### Task requirements
An exact copy of every record is the required answer.

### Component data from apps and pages
BEGIN
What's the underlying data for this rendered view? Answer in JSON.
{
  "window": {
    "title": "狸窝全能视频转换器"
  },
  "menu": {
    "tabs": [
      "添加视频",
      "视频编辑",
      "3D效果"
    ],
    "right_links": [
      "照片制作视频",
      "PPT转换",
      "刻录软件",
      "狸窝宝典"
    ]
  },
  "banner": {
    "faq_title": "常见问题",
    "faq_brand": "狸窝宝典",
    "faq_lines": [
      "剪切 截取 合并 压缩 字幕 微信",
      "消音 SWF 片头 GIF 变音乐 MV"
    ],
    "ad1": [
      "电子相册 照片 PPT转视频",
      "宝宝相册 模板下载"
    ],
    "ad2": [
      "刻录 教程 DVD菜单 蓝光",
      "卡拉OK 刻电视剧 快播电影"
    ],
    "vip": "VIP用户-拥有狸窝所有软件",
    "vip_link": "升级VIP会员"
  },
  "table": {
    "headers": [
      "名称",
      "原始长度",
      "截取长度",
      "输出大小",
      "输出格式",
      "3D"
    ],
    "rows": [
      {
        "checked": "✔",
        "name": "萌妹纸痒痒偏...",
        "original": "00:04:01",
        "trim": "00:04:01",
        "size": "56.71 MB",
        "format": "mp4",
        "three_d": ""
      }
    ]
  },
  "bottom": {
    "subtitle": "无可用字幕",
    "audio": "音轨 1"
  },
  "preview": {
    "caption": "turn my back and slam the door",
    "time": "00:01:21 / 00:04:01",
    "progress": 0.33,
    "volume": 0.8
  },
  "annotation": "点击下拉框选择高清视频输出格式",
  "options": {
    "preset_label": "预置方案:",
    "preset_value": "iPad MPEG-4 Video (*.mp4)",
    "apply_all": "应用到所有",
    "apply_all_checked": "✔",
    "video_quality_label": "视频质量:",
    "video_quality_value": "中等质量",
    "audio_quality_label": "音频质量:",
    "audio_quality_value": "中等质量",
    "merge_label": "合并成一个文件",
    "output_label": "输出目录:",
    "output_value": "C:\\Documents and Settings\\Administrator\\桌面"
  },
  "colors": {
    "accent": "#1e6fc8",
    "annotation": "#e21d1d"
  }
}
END
### Answer area
What's the underlying data for this rendered view? Answer in JSON.
{
  "window": {
    "title": "狸窝全能视频转换器"
  },
  "menu": {
    "tabs": [
      "添加视频",
      "视频编辑",
      "3D效果"
    ],
    "right_links": [
      "照片制作视频",
      "PPT转换",
      "刻录软件",
      "狸窝宝典"
    ]
  },
  "banner": {
    "faq_title": "常见问题",
    "faq_brand": "狸窝宝典",
    "faq_lines": [
      "剪切 截取 合并 压缩 字幕 微信",
      "消音 SWF 片头 GIF 变音乐 MV"
    ],
    "ad1": [
      "电子相册 照片 PPT转视频",
      "宝宝相册 模板下载"
    ],
    "ad2": [
      "刻录 教程 DVD菜单 蓝光",
      "卡拉OK 刻电视剧 快播电影"
    ],
    "vip": "VIP用户-拥有狸窝所有软件",
    "vip_link": "升级VIP会员"
  },
  "table": {
    "headers": [
      "名称",
      "原始长度",
      "截取长度",
      "输出大小",
      "输出格式",
      "3D"
    ],
    "rows": [
      {
        "checked": "✔",
        "name": "萌妹纸痒痒偏...",
        "original": "00:04:01",
        "trim": "00:04:01",
        "size": "56.71 MB",
        "format": "mp4",
        "three_d": ""
      }
    ]
  },
  "bottom": {
    "subtitle": "无可用字幕",
    "audio": "音轨 1"
  },
  "preview": {
    "caption": "turn my back and slam the door",
    "time": "00:01:21 / 00:04:01",
    "progress": 0.33,
    "volume": 0.8
  },
  "annotation": "点击下拉框选择高清视频输出格式",
  "options": {
    "preset_label": "预置方案:",
    "preset_value": "iPad MPEG-4 Video (*.mp4)",
    "apply_all": "应用到所有",
    "apply_all_checked": "✔",
    "video_quality_label": "视频质量:",
    "video_quality_value": "中等质量",
    "audio_quality_label": "音频质量:",
    "audio_quality_value": "中等质量",
    "merge_label": "合并成一个文件",
    "output_label": "输出目录:",
    "output_value": "C:\\Documents and Settings\\Administrator\\桌面"
  },
  "colors": {
    "accent": "#1e6fc8",
    "annotation": "#e21d1d"
  }
}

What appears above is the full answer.